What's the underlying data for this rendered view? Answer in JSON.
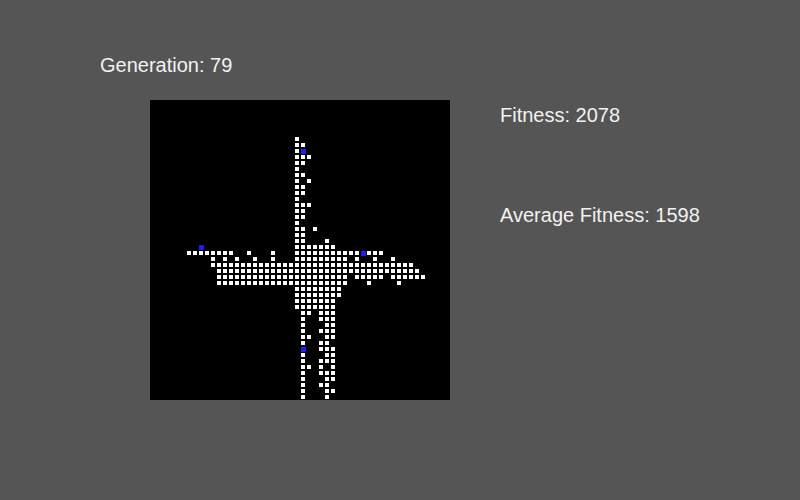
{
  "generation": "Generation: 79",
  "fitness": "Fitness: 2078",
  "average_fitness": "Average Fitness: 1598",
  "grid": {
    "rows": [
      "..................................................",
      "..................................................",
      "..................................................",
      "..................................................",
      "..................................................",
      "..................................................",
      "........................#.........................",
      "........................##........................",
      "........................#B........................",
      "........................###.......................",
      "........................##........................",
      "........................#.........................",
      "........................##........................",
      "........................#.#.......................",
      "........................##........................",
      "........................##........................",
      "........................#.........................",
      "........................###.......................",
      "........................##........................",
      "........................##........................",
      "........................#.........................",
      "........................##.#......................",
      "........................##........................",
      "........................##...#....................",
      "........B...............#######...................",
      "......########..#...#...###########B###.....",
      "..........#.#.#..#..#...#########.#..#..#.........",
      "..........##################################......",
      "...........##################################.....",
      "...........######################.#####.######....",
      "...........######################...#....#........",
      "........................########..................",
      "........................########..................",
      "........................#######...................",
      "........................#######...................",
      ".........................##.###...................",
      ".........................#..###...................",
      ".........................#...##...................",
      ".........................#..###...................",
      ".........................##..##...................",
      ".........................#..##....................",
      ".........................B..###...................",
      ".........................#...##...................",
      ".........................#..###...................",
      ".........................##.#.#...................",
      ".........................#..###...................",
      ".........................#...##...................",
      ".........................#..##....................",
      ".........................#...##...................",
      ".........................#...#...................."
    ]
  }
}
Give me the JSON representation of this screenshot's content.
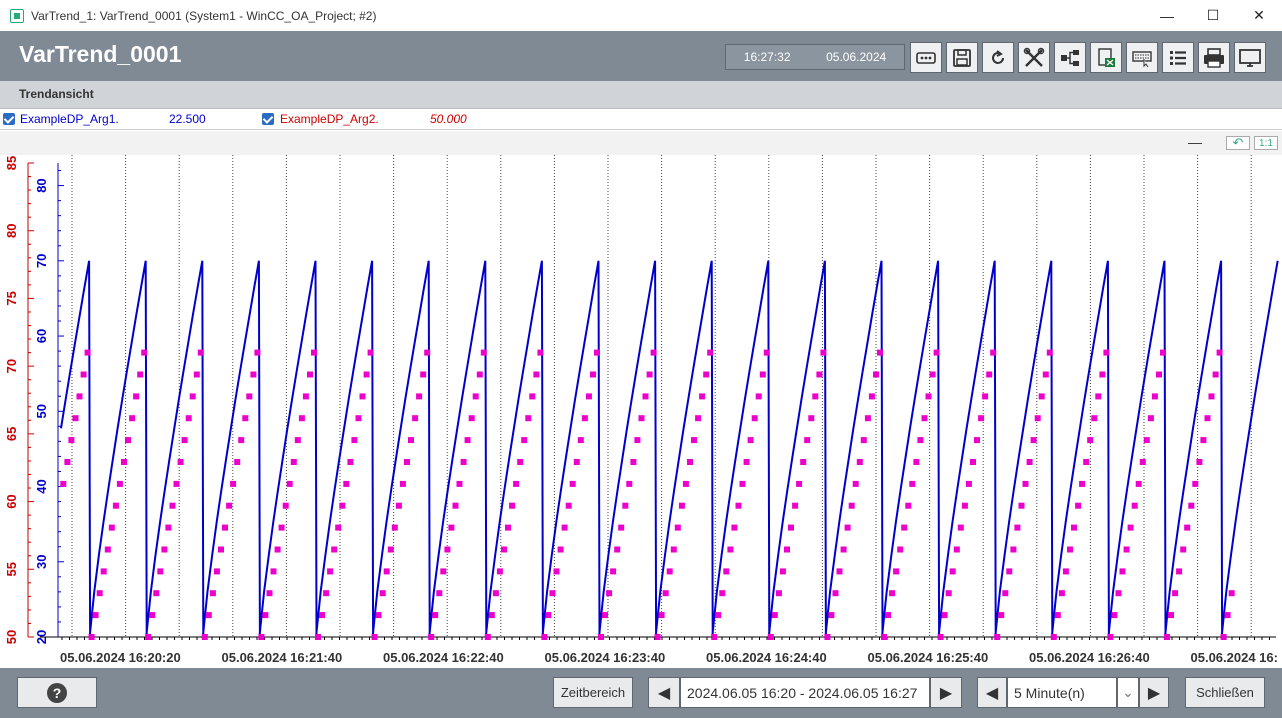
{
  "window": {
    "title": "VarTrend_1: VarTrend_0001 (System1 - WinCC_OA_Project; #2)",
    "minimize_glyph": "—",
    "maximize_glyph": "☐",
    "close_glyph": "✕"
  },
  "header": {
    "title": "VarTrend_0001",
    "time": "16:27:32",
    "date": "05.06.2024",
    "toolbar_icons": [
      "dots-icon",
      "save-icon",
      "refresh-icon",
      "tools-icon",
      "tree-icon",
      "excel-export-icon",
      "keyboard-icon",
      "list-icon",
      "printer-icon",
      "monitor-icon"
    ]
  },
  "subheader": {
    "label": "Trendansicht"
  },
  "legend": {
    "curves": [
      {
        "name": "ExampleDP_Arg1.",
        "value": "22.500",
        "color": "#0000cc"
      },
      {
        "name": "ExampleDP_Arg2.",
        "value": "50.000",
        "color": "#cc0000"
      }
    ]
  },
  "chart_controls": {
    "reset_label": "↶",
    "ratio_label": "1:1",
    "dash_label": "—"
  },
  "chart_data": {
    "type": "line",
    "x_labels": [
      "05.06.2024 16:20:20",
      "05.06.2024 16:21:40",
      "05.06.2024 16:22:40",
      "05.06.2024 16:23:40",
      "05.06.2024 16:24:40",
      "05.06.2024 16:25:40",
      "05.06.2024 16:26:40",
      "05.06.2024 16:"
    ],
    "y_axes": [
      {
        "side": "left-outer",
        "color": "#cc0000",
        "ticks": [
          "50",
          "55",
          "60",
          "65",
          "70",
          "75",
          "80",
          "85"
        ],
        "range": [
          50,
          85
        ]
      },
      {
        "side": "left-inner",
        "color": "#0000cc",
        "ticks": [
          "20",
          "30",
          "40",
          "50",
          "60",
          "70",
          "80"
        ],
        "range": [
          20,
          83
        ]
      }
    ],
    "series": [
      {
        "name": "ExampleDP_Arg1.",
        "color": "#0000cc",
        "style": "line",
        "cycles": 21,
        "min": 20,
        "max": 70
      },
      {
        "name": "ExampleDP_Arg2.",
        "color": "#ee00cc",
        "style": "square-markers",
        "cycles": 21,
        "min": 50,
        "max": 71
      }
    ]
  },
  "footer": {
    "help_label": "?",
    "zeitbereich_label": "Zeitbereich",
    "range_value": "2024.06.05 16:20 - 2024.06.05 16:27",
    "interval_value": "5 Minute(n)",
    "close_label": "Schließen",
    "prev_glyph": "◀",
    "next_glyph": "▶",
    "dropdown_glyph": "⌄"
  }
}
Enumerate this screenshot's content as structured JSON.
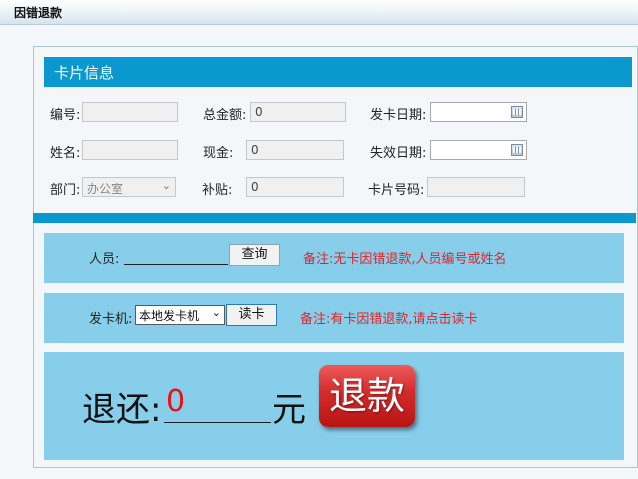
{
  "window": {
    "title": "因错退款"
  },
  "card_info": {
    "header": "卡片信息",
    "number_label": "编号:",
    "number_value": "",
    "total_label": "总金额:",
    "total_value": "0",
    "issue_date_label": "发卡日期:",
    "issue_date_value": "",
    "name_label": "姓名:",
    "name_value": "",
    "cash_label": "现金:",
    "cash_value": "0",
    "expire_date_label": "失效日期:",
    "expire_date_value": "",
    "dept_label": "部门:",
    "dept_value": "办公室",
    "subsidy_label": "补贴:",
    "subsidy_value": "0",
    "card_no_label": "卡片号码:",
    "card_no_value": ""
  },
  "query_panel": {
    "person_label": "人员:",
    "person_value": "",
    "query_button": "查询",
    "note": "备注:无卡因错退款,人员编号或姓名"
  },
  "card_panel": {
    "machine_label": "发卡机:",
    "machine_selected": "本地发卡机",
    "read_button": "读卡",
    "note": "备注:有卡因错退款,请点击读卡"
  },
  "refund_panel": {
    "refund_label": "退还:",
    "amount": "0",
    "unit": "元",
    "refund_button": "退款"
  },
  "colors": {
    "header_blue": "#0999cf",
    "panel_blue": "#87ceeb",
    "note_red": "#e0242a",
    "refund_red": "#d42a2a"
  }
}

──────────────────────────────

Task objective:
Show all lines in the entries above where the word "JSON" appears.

Written reply:
What's the underlying data for this rendered view? Answer in JSON.
Give me the JSON representation of this screenshot's content.
Enumerate this screenshot's content as structured JSON.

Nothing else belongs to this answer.